These are bleak times in Australia's mortgage belt.
By Phil Mercer
BBC News, Sydney
Official interest rates are up again to 7.25%.
They haven't been this high for 12 years as the country's Reserve Bank seeks to curb creeping inflation and high commodity prices.
The pain is felt keenly in Sydney's blue collar western suburbs.
Eddy Ajami, a 58-year-old taxi driver, is working 14-hour days to stay ahead.
"I pay Australian $1,200 (US$1,109, UK £550) monthly on the mortgage, so I had to work very hard," he told the BBC.
"I had to cut down so much on the food shopping. That's me but what about the others? They can't even afford to eat."
Australian home owners with a AUD $300,000 (US$277,000, UK £140,000) mortgage will face extra repayments of about $50 a month following the rise in the cost of borrowing.
While that might seem a relatively small amount, there have now been a dozen rate increases in the last six years.

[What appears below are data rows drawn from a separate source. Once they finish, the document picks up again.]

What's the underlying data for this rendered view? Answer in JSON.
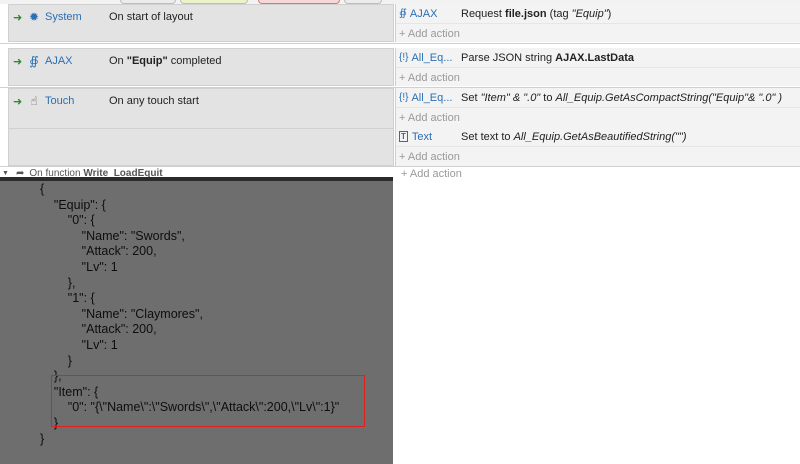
{
  "events": [
    {
      "condition": {
        "object": "System",
        "object_icon": "gear-icon",
        "text_plain": "On start of layout"
      },
      "actions": [
        {
          "object": "AJAX",
          "object_icon": "ajax-icon",
          "prefix": "Request ",
          "bold": "file.json",
          "mid": " (tag ",
          "italic": "\"Equip\"",
          "suffix": ")"
        }
      ],
      "add_action": "+ Add action"
    },
    {
      "condition": {
        "object": "AJAX",
        "object_icon": "ajax-icon",
        "prefix": "On ",
        "bold": "\"Equip\"",
        "suffix": " completed"
      },
      "actions": [
        {
          "object": "All_Eq...",
          "object_icon": "json-icon",
          "prefix": "Parse JSON string ",
          "bold": "AJAX.LastData",
          "mid": "",
          "italic": "",
          "suffix": ""
        }
      ],
      "add_action": "+ Add action"
    },
    {
      "condition": {
        "object": "Touch",
        "object_icon": "touch-icon",
        "text_plain": "On any touch start"
      },
      "actions": [
        {
          "object": "All_Eq...",
          "object_icon": "json-icon",
          "prefix": "Set ",
          "italic1": "\"Item\" & \".0\"",
          "mid": "  to ",
          "italic": "All_Equip.GetAsCompactString(\"Equip\"& \".0\" )",
          "suffix": ""
        },
        {
          "object": "Text",
          "object_icon": "text-icon",
          "prefix": "Set text to ",
          "italic": "All_Equip.GetAsBeautifiedString(\"\")",
          "suffix": ""
        }
      ],
      "add_action": "+ Add action"
    }
  ],
  "function_row": {
    "prefix": "On function ",
    "bold": "Write_LoadEquit"
  },
  "trailing_add_action": "+ Add action",
  "json_output": "{\n    \"Equip\": {\n        \"0\": {\n            \"Name\": \"Swords\",\n            \"Attack\": 200,\n            \"Lv\": 1\n        },\n        \"1\": {\n            \"Name\": \"Claymores\",\n            \"Attack\": 200,\n            \"Lv\": 1\n        }\n    },\n    \"Item\": {\n        \"0\": \"{\\\"Name\\\":\\\"Swords\\\",\\\"Attack\\\":200,\\\"Lv\\\":1}\"\n    }\n}",
  "colors": {
    "object_link": "#2a6fb3",
    "condition_bg": "#e3e3e3",
    "highlight": "#e0201f",
    "panel_bg": "#6e6e6e"
  }
}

House prices are falling and mortgage defaults rising
It's estimated that 300,000 Australians risk losing their homes if the cost of loans continues to spiral upwards.
Many more are suffering from mortgage stress where at least 30% of their income is spent paying off the debt.
"It's getting very difficult," said Ziba Chohali, a jewellery store owner in the Sydney district of Bankstown.
"It's not just mortgages - bread, milk and petrol are all more expensive."
Financial counsellors are reporting record numbers of mortgage defaults and bankruptcies.
There are fears the latest rate hike will push more families over the edge.
Many are hanging on, but only just.
"I have to increase my work hours to five days a week just to keep on top of the mortgage so it's been a big struggle," explained Rose, a lunchtime shopper in Bankstown.
Others are seeing their hopes of buying a home slip away.
"I can't afford to buy to be honest," said Michael Buck, a 35-year-old painter.
"I've got a family of two sons and I can't afford to pay a mortgage."
Mansour Kaddissi, a child care student, shares that sense of frustration.
"Buying a place would be like climbing Everest. I'd have to work for another five years before I could even raise a deposit," he said.
"I'm 31 now so it's a grim situation."
About a third of Australians own their homes outright, while a similar number has a mortgage.
The final third either rents or lives with friends and relatives.
Falling property prices
Some homeowners in Sydney's west are trapped by falling property prices and more expensive loans, according to Professor Bill Randolph from the University of New South Wales.
Easy loans meant many people may have borrowed too much
"People are stuck in housing that is devalued or potentially devaluing yet the interest rate hikes are cranking up the mortgage payments.
"If you came into the market at the top and you mortgaged up to the hilt, then you're going to be in trouble," he says.
"There certainly was a phase in the early part of this decade where money to buy property was very easy to get hold of," Professor Randolph explained.
"Easy cash was being piled into the market. Finance has been cheap and there have been plenty of people willing to flog you it if they can," he said.
Loans may well been easily obtained, but experts don't believe this prolific lending was reckless.
"Clearly there is a credit squeeze and the banks are feeling that m but the downturn in the housing market here happened before the crunch in the US.
"We weren't anywhere near as over-extended in that sub-prime market here," Bill Randolph added.
America's credit crisis has affected Australian banks.
Many have raised the cost of borrowing above official rates to cope with the problems they have raising funds on international markets.
In the short term at least that can only mean one thing - more grief for homeowners.
Not everyone though is sympathetic.
"I think people are basically a bit greedy and have fallen into the consumerism trap," said Ruth Cornell, a Bankstown office worker.
"So they have gone way over what they are able to handle and unfortunately they have got in too deep."
Barry Burke, a building surveyor, told the BBC that easy credit was to blame for Australia's mortgage crisis.
"The money is out there," he said. "The problem is most people don't have enough self-control to deal with all this ready cash and they go down the gurgler".